> _Task to carry out_
Below are some records; copy each line in them that contains "estimé".

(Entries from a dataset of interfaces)
BEGIN
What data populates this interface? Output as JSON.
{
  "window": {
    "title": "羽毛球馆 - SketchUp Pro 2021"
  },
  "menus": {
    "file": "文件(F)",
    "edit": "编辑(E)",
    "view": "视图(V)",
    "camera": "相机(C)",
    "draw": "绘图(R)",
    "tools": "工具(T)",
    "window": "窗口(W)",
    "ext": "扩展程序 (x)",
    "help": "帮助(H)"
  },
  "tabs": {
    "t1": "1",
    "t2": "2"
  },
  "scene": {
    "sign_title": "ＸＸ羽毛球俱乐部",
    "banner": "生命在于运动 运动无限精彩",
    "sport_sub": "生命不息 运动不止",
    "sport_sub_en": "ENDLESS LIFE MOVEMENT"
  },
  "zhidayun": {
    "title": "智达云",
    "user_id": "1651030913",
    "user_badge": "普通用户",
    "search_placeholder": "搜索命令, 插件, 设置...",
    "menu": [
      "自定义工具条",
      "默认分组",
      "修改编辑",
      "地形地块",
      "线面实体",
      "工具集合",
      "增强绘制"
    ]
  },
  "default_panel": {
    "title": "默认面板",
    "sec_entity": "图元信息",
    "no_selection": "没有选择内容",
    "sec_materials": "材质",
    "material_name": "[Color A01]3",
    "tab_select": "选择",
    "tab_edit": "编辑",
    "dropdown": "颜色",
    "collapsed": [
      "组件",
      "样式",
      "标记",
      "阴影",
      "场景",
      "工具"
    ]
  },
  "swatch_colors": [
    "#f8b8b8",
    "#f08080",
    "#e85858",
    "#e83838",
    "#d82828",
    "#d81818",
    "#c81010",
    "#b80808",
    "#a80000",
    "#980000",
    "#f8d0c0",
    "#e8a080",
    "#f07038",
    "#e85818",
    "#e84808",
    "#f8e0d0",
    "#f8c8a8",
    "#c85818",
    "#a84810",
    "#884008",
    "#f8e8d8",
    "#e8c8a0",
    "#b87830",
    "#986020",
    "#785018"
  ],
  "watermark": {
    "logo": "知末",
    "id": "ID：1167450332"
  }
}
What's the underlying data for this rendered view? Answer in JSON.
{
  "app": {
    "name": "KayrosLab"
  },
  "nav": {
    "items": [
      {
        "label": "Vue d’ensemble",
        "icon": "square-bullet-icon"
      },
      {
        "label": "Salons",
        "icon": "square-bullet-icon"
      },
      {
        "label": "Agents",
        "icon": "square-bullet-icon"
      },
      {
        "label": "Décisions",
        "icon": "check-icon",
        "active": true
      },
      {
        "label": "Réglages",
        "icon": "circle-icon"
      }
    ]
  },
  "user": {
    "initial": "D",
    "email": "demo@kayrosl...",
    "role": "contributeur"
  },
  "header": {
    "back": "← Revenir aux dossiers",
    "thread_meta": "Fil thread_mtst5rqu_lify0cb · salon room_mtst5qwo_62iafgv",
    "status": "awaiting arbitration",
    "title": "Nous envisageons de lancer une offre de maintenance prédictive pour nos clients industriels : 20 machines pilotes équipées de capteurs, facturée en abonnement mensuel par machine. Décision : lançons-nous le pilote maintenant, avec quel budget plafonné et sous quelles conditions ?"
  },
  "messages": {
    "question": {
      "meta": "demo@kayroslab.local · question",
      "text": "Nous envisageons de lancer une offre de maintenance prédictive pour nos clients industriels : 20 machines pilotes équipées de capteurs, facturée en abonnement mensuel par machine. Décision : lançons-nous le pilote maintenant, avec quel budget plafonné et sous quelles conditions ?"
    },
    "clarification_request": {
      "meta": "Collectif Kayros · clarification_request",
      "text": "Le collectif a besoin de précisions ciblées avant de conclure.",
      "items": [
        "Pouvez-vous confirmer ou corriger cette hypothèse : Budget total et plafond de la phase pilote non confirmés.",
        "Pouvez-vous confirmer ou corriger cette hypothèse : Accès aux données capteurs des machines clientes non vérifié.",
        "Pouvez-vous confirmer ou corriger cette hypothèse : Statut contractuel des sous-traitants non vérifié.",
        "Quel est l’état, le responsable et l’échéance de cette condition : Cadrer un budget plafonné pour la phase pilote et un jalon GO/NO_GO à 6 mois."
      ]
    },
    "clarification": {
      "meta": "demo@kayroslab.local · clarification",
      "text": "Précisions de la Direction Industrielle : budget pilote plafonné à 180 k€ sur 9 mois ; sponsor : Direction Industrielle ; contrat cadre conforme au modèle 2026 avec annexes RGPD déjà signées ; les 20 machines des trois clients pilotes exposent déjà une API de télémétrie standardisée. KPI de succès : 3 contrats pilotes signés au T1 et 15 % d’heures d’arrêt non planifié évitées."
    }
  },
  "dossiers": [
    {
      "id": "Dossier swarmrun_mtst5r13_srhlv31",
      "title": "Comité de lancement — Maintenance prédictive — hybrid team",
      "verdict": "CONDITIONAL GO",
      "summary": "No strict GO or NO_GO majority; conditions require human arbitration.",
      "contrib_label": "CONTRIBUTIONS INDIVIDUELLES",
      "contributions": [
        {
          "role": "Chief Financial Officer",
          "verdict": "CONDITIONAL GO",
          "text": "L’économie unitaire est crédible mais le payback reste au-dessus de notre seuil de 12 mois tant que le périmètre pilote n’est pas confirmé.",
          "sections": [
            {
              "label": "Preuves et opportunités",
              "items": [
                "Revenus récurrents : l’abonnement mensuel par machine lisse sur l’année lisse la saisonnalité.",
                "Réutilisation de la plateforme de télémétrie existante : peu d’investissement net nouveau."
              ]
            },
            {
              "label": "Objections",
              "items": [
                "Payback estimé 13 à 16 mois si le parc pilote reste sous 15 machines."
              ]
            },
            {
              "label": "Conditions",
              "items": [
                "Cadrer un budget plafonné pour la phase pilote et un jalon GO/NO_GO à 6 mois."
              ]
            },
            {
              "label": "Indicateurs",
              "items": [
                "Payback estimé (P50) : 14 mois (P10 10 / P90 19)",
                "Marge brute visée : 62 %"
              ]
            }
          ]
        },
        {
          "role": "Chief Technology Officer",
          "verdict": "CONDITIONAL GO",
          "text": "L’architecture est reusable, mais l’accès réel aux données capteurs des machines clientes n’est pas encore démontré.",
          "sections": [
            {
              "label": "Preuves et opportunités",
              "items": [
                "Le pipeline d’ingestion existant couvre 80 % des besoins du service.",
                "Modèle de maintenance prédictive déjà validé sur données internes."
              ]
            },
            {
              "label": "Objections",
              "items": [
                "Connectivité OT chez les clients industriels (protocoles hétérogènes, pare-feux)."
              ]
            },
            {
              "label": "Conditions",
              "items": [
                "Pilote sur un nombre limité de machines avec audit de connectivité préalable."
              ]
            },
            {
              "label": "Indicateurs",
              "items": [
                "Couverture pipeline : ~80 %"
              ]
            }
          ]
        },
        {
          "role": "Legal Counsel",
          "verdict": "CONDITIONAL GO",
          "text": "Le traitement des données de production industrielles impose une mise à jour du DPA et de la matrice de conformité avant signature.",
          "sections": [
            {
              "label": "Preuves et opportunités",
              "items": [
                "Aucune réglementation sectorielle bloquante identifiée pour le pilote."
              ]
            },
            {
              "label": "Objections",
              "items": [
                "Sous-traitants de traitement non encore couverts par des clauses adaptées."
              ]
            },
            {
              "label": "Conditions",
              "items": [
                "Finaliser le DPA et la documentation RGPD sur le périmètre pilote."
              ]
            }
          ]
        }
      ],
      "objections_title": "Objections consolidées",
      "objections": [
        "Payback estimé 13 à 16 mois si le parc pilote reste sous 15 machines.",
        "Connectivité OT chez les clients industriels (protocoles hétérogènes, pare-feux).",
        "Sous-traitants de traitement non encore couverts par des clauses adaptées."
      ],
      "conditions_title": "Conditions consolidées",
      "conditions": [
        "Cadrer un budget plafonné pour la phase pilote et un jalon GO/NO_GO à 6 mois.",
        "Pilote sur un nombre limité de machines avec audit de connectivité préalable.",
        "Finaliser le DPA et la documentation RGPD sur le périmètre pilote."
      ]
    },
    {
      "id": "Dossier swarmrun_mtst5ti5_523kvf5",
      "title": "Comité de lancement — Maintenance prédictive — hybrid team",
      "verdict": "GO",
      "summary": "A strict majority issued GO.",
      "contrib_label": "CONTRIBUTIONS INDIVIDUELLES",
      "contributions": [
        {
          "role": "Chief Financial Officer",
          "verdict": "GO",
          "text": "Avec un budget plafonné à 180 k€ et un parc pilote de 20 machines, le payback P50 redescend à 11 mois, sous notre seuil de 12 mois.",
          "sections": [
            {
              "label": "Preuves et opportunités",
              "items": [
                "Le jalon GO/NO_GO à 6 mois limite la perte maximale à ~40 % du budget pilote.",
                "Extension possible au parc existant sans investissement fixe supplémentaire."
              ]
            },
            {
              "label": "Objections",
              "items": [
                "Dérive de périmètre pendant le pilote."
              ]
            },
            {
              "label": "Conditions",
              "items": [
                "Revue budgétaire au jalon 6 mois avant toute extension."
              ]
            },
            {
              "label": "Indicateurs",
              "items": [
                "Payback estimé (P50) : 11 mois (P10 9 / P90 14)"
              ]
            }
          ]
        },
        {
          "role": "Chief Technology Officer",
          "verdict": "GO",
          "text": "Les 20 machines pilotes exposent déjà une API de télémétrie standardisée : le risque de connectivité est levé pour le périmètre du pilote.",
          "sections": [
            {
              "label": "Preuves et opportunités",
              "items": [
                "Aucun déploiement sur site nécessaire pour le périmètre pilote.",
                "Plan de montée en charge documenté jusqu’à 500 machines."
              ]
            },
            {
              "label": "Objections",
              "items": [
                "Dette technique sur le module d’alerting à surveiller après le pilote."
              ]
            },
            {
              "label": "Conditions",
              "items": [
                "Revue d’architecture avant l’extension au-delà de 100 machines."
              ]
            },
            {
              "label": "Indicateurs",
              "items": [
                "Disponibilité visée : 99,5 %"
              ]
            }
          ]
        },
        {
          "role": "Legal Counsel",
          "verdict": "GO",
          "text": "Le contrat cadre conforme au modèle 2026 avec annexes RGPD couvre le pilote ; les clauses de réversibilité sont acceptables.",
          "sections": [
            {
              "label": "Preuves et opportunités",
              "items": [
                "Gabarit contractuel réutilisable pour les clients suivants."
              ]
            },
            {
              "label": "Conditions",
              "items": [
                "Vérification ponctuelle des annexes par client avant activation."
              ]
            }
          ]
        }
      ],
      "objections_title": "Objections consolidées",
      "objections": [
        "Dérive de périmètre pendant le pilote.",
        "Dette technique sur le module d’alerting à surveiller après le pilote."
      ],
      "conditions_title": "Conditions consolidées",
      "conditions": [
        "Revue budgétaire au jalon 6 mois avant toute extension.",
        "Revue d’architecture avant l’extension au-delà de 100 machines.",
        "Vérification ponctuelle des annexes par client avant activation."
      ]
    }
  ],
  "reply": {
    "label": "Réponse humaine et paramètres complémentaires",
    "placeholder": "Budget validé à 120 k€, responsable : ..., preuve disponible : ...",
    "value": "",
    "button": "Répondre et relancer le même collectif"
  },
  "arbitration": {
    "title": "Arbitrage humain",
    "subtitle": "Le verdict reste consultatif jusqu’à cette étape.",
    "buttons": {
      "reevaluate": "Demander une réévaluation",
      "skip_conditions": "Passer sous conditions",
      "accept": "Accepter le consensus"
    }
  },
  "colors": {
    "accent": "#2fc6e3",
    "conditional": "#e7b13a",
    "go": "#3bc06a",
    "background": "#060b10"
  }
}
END
> _Solution to the exercise_
                "Payback estimé 13 à 16 mois si le parc pilote reste sous 15 machines."
                "Payback estimé (P50) : 14 mois (P10 10 / P90 19)",
        "Payback estimé 13 à 16 mois si le parc pilote reste sous 15 machines.",
                "Payback estimé (P50) : 11 mois (P10 9 / P90 14)"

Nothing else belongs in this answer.